■ Work required
When copying the entries below, leave out every picture and keep the rest exact.

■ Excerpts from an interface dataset
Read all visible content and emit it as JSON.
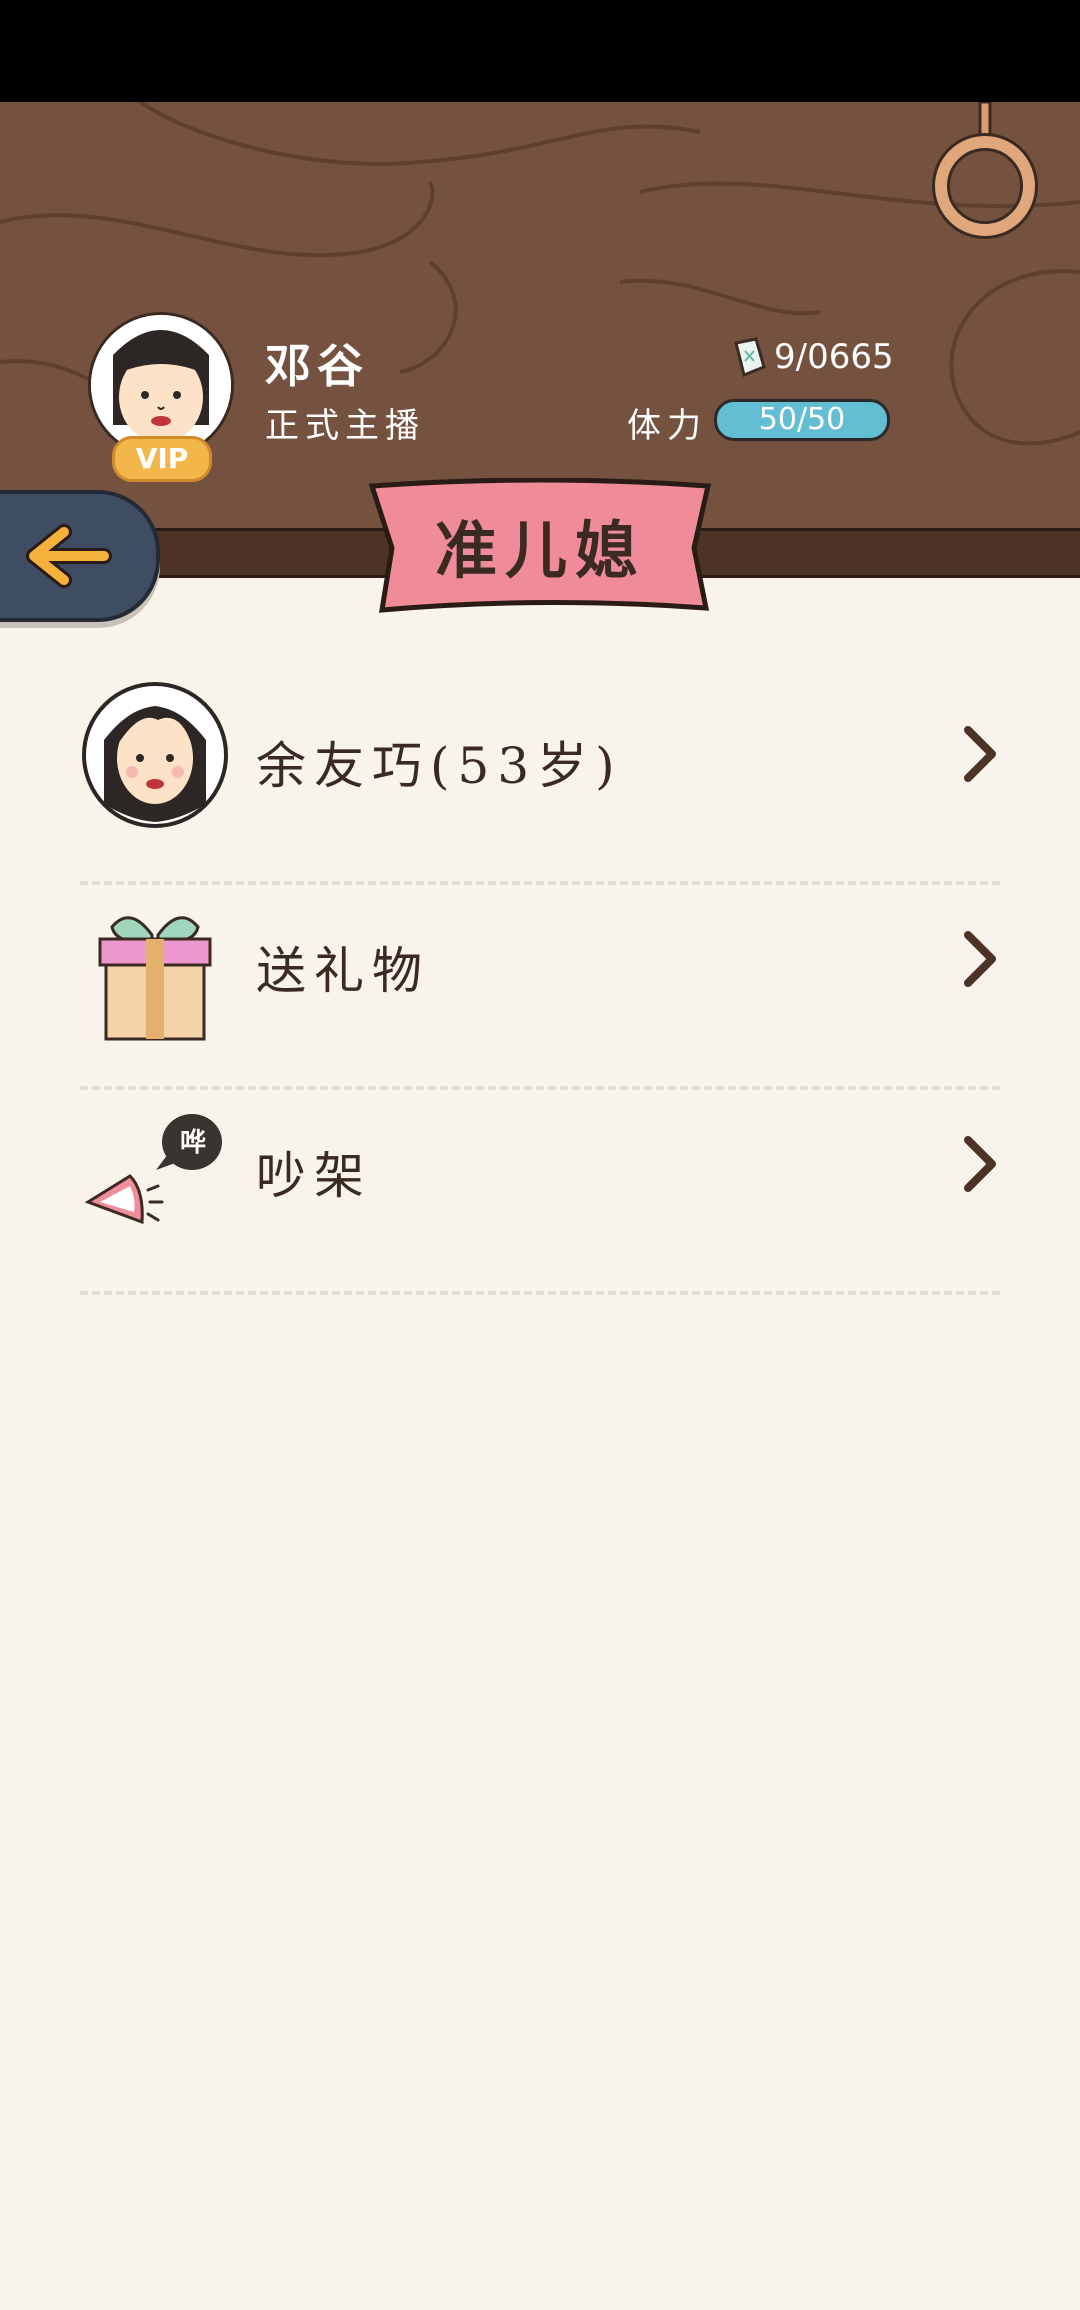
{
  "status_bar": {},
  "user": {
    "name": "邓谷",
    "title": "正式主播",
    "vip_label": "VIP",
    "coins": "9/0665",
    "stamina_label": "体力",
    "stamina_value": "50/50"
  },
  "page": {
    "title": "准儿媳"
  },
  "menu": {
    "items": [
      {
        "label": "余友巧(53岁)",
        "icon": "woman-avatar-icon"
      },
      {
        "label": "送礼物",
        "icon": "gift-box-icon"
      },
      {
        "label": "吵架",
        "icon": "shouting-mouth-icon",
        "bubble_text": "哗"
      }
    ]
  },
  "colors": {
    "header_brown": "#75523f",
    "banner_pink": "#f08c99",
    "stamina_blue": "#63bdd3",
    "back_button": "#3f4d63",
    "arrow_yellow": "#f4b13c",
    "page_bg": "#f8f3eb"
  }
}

■ Your solution
Read all visible content and emit it as JSON.
{
  "status_bar": {},
  "user": {
    "name": "邓谷",
    "title": "正式主播",
    "vip_label": "VIP",
    "coins": "9/0665",
    "stamina_label": "体力",
    "stamina_value": "50/50"
  },
  "page": {
    "title": "准儿媳"
  },
  "menu": {
    "items": [
      {
        "label": "余友巧(53岁)",
        "icon": "woman-avatar-icon"
      },
      {
        "label": "送礼物",
        "icon": "gift-box-icon"
      },
      {
        "label": "吵架",
        "icon": "shouting-mouth-icon",
        "bubble_text": "哗"
      }
    ]
  },
  "colors": {
    "header_brown": "#75523f",
    "banner_pink": "#f08c99",
    "stamina_blue": "#63bdd3",
    "back_button": "#3f4d63",
    "arrow_yellow": "#f4b13c",
    "page_bg": "#f8f3eb"
  }
}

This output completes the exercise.